### Your assignment
Your answer must be the full set of records, repeated exactly.

===============

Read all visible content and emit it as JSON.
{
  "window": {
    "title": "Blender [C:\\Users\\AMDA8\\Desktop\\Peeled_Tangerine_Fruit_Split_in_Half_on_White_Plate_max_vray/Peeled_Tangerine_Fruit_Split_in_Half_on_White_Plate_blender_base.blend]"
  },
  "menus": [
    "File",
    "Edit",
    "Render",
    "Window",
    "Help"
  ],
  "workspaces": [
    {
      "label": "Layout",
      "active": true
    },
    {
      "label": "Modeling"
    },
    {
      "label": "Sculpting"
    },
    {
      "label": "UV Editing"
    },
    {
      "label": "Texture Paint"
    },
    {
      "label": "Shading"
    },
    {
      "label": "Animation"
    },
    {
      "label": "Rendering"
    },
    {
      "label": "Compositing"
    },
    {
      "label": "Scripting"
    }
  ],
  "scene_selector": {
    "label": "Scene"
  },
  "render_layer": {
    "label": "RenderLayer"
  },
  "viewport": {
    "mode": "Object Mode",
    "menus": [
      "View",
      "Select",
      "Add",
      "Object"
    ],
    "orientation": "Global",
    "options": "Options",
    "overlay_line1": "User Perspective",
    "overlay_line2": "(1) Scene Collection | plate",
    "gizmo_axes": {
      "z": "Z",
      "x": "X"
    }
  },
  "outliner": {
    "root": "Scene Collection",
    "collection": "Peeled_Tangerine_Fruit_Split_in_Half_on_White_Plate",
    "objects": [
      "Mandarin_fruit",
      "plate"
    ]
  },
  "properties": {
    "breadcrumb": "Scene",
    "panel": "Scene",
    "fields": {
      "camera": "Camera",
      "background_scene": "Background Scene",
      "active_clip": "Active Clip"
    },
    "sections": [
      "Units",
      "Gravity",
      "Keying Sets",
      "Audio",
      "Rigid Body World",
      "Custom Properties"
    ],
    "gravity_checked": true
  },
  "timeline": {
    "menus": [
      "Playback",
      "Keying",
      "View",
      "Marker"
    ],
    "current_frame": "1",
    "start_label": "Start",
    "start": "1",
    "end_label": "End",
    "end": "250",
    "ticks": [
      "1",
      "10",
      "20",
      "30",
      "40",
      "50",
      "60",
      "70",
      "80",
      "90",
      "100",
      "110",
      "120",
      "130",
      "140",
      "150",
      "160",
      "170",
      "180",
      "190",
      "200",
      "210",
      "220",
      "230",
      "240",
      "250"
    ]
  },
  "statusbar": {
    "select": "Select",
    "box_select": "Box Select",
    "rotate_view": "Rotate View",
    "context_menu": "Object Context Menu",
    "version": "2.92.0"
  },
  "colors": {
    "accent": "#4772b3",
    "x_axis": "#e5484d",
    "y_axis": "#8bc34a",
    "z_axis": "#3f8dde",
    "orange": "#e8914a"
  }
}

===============

### Output of the task
Read all visible content and emit it as JSON.
{
  "window": {
    "title": "Blender [C:\\Users\\AMDA8\\Desktop\\Peeled_Tangerine_Fruit_Split_in_Half_on_White_Plate_max_vray/Peeled_Tangerine_Fruit_Split_in_Half_on_White_Plate_blender_base.blend]"
  },
  "menus": [
    "File",
    "Edit",
    "Render",
    "Window",
    "Help"
  ],
  "workspaces": [
    {
      "label": "Layout",
      "active": true
    },
    {
      "label": "Modeling"
    },
    {
      "label": "Sculpting"
    },
    {
      "label": "UV Editing"
    },
    {
      "label": "Texture Paint"
    },
    {
      "label": "Shading"
    },
    {
      "label": "Animation"
    },
    {
      "label": "Rendering"
    },
    {
      "label": "Compositing"
    },
    {
      "label": "Scripting"
    }
  ],
  "scene_selector": {
    "label": "Scene"
  },
  "render_layer": {
    "label": "RenderLayer"
  },
  "viewport": {
    "mode": "Object Mode",
    "menus": [
      "View",
      "Select",
      "Add",
      "Object"
    ],
    "orientation": "Global",
    "options": "Options",
    "overlay_line1": "User Perspective",
    "overlay_line2": "(1) Scene Collection | plate",
    "gizmo_axes": {
      "z": "Z",
      "x": "X"
    }
  },
  "outliner": {
    "root": "Scene Collection",
    "collection": "Peeled_Tangerine_Fruit_Split_in_Half_on_White_Plate",
    "objects": [
      "Mandarin_fruit",
      "plate"
    ]
  },
  "properties": {
    "breadcrumb": "Scene",
    "panel": "Scene",
    "fields": {
      "camera": "Camera",
      "background_scene": "Background Scene",
      "active_clip": "Active Clip"
    },
    "sections": [
      "Units",
      "Gravity",
      "Keying Sets",
      "Audio",
      "Rigid Body World",
      "Custom Properties"
    ],
    "gravity_checked": true
  },
  "timeline": {
    "menus": [
      "Playback",
      "Keying",
      "View",
      "Marker"
    ],
    "current_frame": "1",
    "start_label": "Start",
    "start": "1",
    "end_label": "End",
    "end": "250",
    "ticks": [
      "1",
      "10",
      "20",
      "30",
      "40",
      "50",
      "60",
      "70",
      "80",
      "90",
      "100",
      "110",
      "120",
      "130",
      "140",
      "150",
      "160",
      "170",
      "180",
      "190",
      "200",
      "210",
      "220",
      "230",
      "240",
      "250"
    ]
  },
  "statusbar": {
    "select": "Select",
    "box_select": "Box Select",
    "rotate_view": "Rotate View",
    "context_menu": "Object Context Menu",
    "version": "2.92.0"
  },
  "colors": {
    "accent": "#4772b3",
    "x_axis": "#e5484d",
    "y_axis": "#8bc34a",
    "z_axis": "#3f8dde",
    "orange": "#e8914a"
  }
}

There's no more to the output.